━━ INFORMATION SUPPLIED

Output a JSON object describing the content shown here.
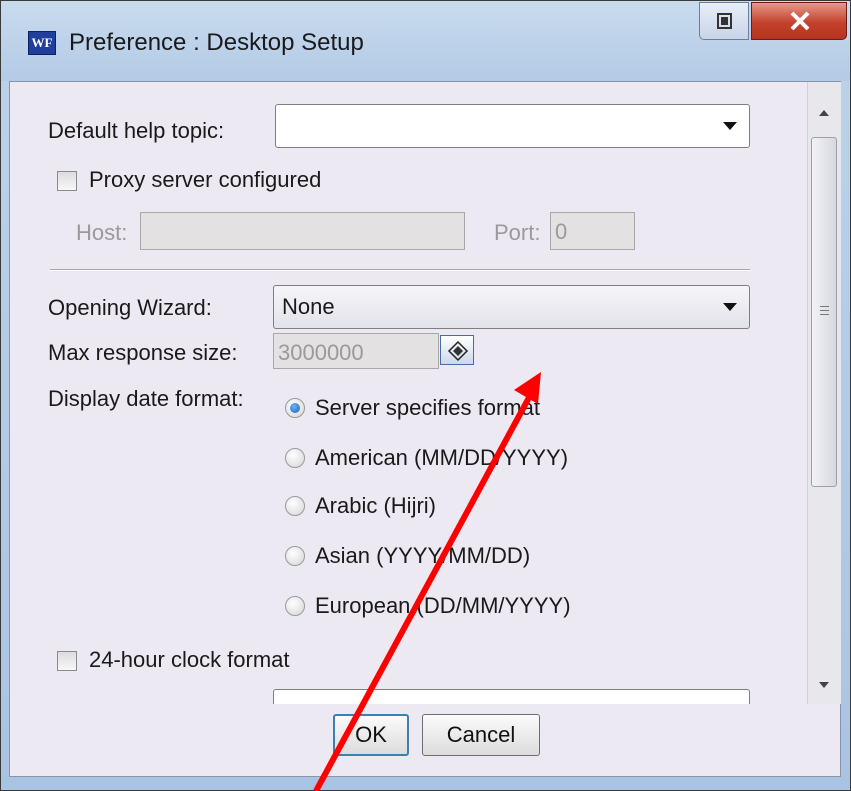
{
  "window": {
    "app_icon": "WF",
    "title": "Preference : Desktop Setup",
    "restore_icon": "restore-icon",
    "close_icon": "close-icon"
  },
  "form": {
    "help_topic": {
      "label": "Default help topic:",
      "value": ""
    },
    "proxy": {
      "label": "Proxy server configured",
      "checked": false
    },
    "host": {
      "label": "Host:",
      "value": ""
    },
    "port": {
      "label": "Port:",
      "value": "0"
    },
    "opening_wizard": {
      "label": "Opening Wizard:",
      "value": "None"
    },
    "max_response": {
      "label": "Max response size:",
      "value": "3000000",
      "button_icon": "lock-icon"
    },
    "date_format": {
      "label": "Display date format:",
      "options": [
        {
          "label": "Server specifies format",
          "selected": true
        },
        {
          "label": "American (MM/DD/YYYY)",
          "selected": false
        },
        {
          "label": "Arabic (Hijri)",
          "selected": false
        },
        {
          "label": "Asian (YYYY/MM/DD)",
          "selected": false
        },
        {
          "label": "European (DD/MM/YYYY)",
          "selected": false
        }
      ]
    },
    "clock_24h": {
      "label": "24-hour clock format",
      "checked": false
    }
  },
  "buttons": {
    "ok": "OK",
    "cancel": "Cancel"
  },
  "annotation": {
    "color": "#ff0000",
    "type": "arrow"
  },
  "colors": {
    "close_button": "#c4412c",
    "accent_radio": "#1d5fb8",
    "client_bg": "#ece9f2"
  }
}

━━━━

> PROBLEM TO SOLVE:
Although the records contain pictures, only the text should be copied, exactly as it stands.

> EXERCISE SOLUTION:
Output a JSON object describing the content shown here.
{
  "window": {
    "app_icon": "WF",
    "title": "Preference : Desktop Setup",
    "restore_icon": "restore-icon",
    "close_icon": "close-icon"
  },
  "form": {
    "help_topic": {
      "label": "Default help topic:",
      "value": ""
    },
    "proxy": {
      "label": "Proxy server configured",
      "checked": false
    },
    "host": {
      "label": "Host:",
      "value": ""
    },
    "port": {
      "label": "Port:",
      "value": "0"
    },
    "opening_wizard": {
      "label": "Opening Wizard:",
      "value": "None"
    },
    "max_response": {
      "label": "Max response size:",
      "value": "3000000",
      "button_icon": "lock-icon"
    },
    "date_format": {
      "label": "Display date format:",
      "options": [
        {
          "label": "Server specifies format",
          "selected": true
        },
        {
          "label": "American (MM/DD/YYYY)",
          "selected": false
        },
        {
          "label": "Arabic (Hijri)",
          "selected": false
        },
        {
          "label": "Asian (YYYY/MM/DD)",
          "selected": false
        },
        {
          "label": "European (DD/MM/YYYY)",
          "selected": false
        }
      ]
    },
    "clock_24h": {
      "label": "24-hour clock format",
      "checked": false
    }
  },
  "buttons": {
    "ok": "OK",
    "cancel": "Cancel"
  },
  "annotation": {
    "color": "#ff0000",
    "type": "arrow"
  },
  "colors": {
    "close_button": "#c4412c",
    "accent_radio": "#1d5fb8",
    "client_bg": "#ece9f2"
  }
}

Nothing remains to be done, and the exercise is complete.